Your task
Give back every record below word for word, with the pictures omitted.

_____

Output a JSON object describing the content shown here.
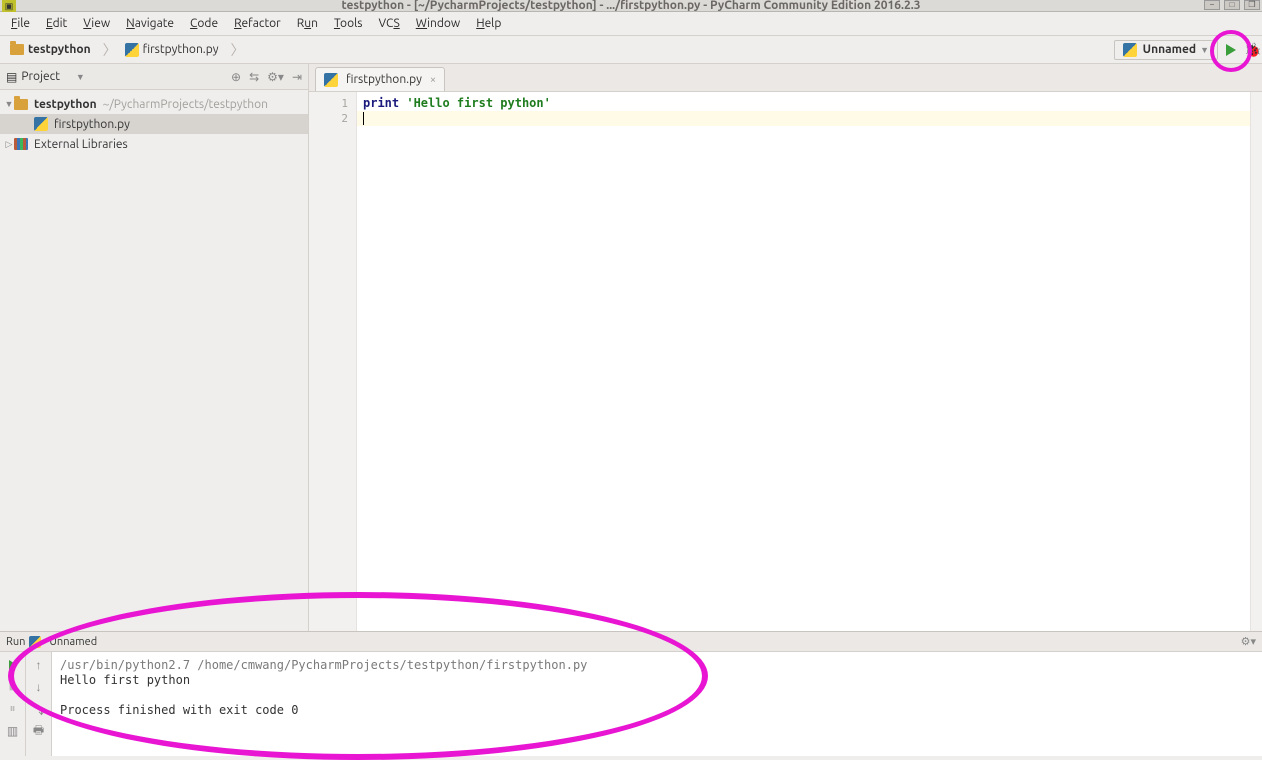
{
  "window": {
    "title": "testpython - [~/PycharmProjects/testpython] - .../firstpython.py - PyCharm Community Edition 2016.2.3"
  },
  "menu": [
    "File",
    "Edit",
    "View",
    "Navigate",
    "Code",
    "Refactor",
    "Run",
    "Tools",
    "VCS",
    "Window",
    "Help"
  ],
  "breadcrumb": {
    "project": "testpython",
    "file": "firstpython.py"
  },
  "runconfig": {
    "name": "Unnamed"
  },
  "project_panel": {
    "title": "Project",
    "root": {
      "name": "testpython",
      "path": "~/PycharmProjects/testpython"
    },
    "file": "firstpython.py",
    "external": "External Libraries"
  },
  "editor": {
    "tab": "firstpython.py",
    "code": {
      "line1_kw": "print",
      "line1_space": " ",
      "line1_str": "'Hello first python'"
    },
    "line_numbers": [
      "1",
      "2"
    ]
  },
  "run_window": {
    "label": "Run",
    "config": "Unnamed",
    "output": {
      "cmd": "/usr/bin/python2.7 /home/cmwang/PycharmProjects/testpython/firstpython.py",
      "stdout": "Hello first python",
      "exit": "Process finished with exit code 0"
    }
  }
}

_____

Solution for this exercise
Output a JSON object describing the content shown here.
{
  "window": {
    "title": "testpython - [~/PycharmProjects/testpython] - .../firstpython.py - PyCharm Community Edition 2016.2.3"
  },
  "menu": [
    "File",
    "Edit",
    "View",
    "Navigate",
    "Code",
    "Refactor",
    "Run",
    "Tools",
    "VCS",
    "Window",
    "Help"
  ],
  "breadcrumb": {
    "project": "testpython",
    "file": "firstpython.py"
  },
  "runconfig": {
    "name": "Unnamed"
  },
  "project_panel": {
    "title": "Project",
    "root": {
      "name": "testpython",
      "path": "~/PycharmProjects/testpython"
    },
    "file": "firstpython.py",
    "external": "External Libraries"
  },
  "editor": {
    "tab": "firstpython.py",
    "code": {
      "line1_kw": "print",
      "line1_space": " ",
      "line1_str": "'Hello first python'"
    },
    "line_numbers": [
      "1",
      "2"
    ]
  },
  "run_window": {
    "label": "Run",
    "config": "Unnamed",
    "output": {
      "cmd": "/usr/bin/python2.7 /home/cmwang/PycharmProjects/testpython/firstpython.py",
      "stdout": "Hello first python",
      "exit": "Process finished with exit code 0"
    }
  }
}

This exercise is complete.